On the day in November when the acquisition was announced, Constant Contact shares had risen more than 22 percent to $31.83, still well below their record high of $43.18 in August, while shares of Endurance fell to $10.80. At the end of trading on its final day, Constant Contact shares closed at $32.01. Shares of Endurance were trading at $8.34 at midafternoon Tuesday.
Endurance said in November that talks with Constant Contact about the acquisition had started in late 2014. In February 2015, the companies announced a partnership that provides Constant Contact’s email marketing tools to Endurance subscribers.
Founded as “Roving Software” in 1995 in an attic in Brookline, Mass., Constant Contact targets small businesses and nonprofits, offering them colorful templates to advertise their products, services and events through emails, as well as social-media integration. It went public in 2007 and opened the Loveland support center, its first outside Waltham, in 2009.
Endurance, which originally was called BizLand, owns brands including BigRock, HostGator, FatCow.com, Bluehost, iPage, Domain.com, A Small Orange, MOJO Marketplace and ResellerClub. The company expects the Constant Contact deal will raise its paid-subscriber base from 3 million to more than 5 million.

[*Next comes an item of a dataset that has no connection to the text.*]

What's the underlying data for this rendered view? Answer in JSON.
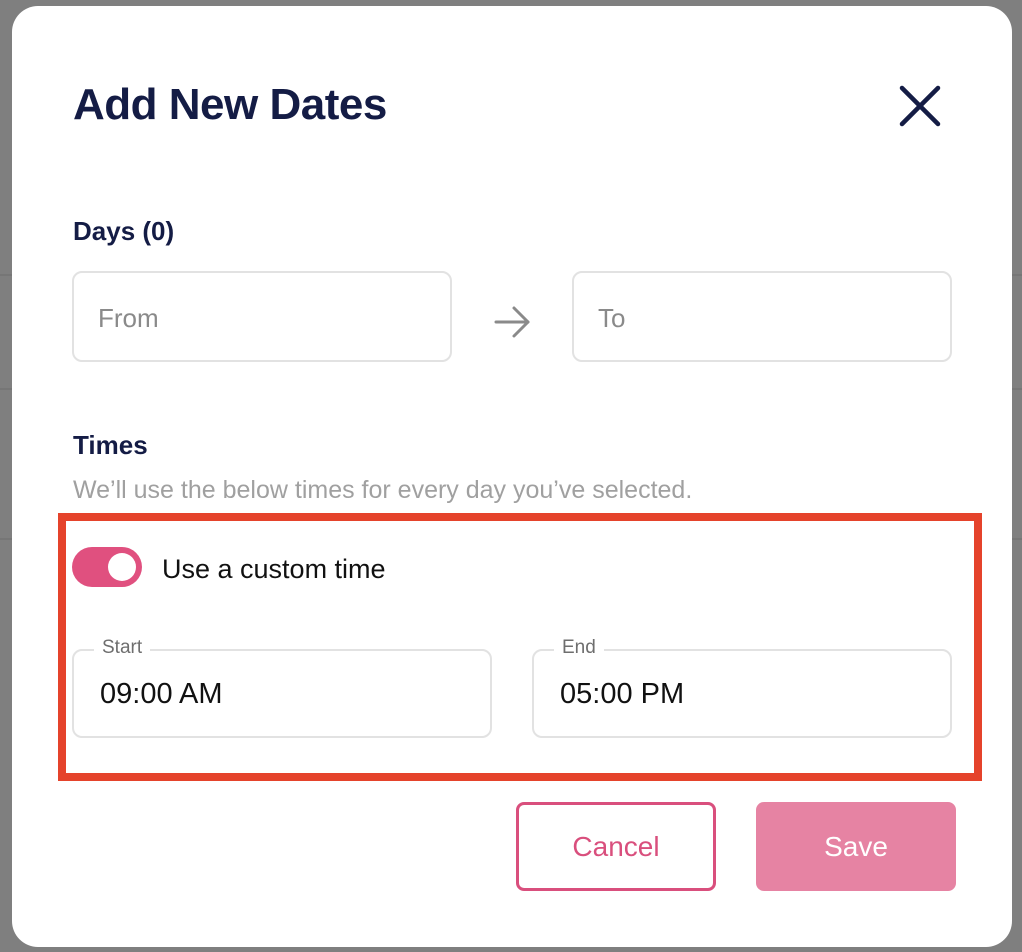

Raymond James was financial adviser to Constant Contact in the transaction, while Goldman Sachs, Credit Suisse and Allen & Co advised Endurance. Latham & Watkins LLP acted as legal adviser for Constant Contact, with Cleary Gottlieb Steen & Hamilton LLP fulfilling that role for Endurance.